Danielle Fox, editor of Stringing, is a bead mod, too. She recently shared an article she wrote for Beads 2009 on upcoming bead trends, available on newsstands April 21, but you can reserve your copy today. Don’t know Beads 2009? You should check it out. It’s one you should keep handy all year long. Danielle told me that this year’s version will feature over 100 of the coolest products on the market--products you might not otherwise find with a casual internet search. The comprehensive calendar of national beading events is worth the cover price alone—it’ll keep you with something beady to do all year long.
I suppose everyone has a bit different take on what’s popular, but here are a few things I see when I look into my beaded crystal ball for 2009:
1. Beading with a meaning
There’s a major buzz among top designers about making work that’s not only beautiful, but that also has an underlying meaning. They’re creating that meaning by incorporating found objects and personal charms, altering store-bought beads and findings, and working in significant colors to create pieces that read like journals or awareness ribbons.
2. Mixed metals
I’ve seen a huge resurgence in the use of pewter, brass, and copper as viable findings alternatives over the last year and I think that will only keep growing. The influx in demand has meant that the manufacturers who make these beads and findings have come up with truly creative and innovative products that encompass all kinds of styles, from vintage to contemporary. These metals aren’t the best for those with metal allergies, but they do offer a lower-cost choice to silver and gold.
3. Embracing craftiness
It used to be that beadworkers and jewelry makers were a little snobby about the techniques they’d use. For instance, using glue was a major no-no. But I think jewelry makers will start thinking “anything goes” to reach an end result. Resin-infused pendants, hot fix crystals, permanent ink stamped on findings, and Ferido are all “crafty” directions I’ve seen beaders embrace recently and I think it’s only the beginning.

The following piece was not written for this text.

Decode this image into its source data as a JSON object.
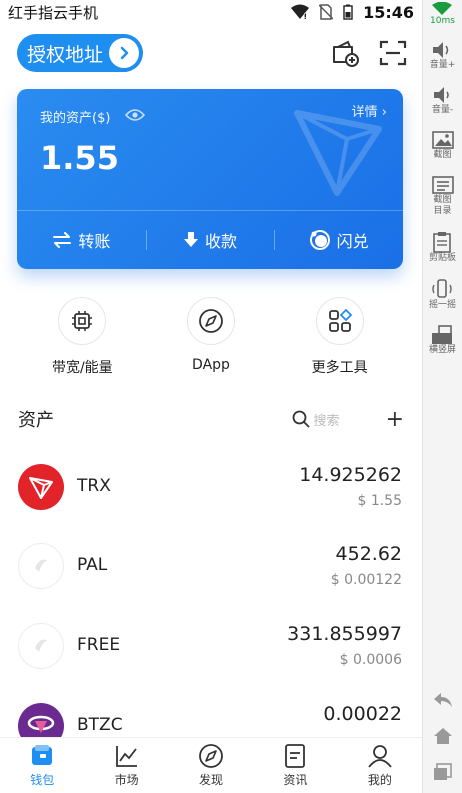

4. Bead society meetings
I find people in general are going to start getting tired of meeting people only via Facebook. Bead and needlework society meetings will have a renaissance as these venues fulfill a basic need for face-to-face contact. Plus, these meetings provide a great low-cost, high-fun way to get out of the house for an evening.
What do you see in your bead trend crystal ball? What new trends have you been exited about? Are you a bead mod? Share your thoughts on the website.
Jean Campbell writes about beading and life every Wednesday on Beading Daily. If you have comments or questions for Jean, please post them on the website.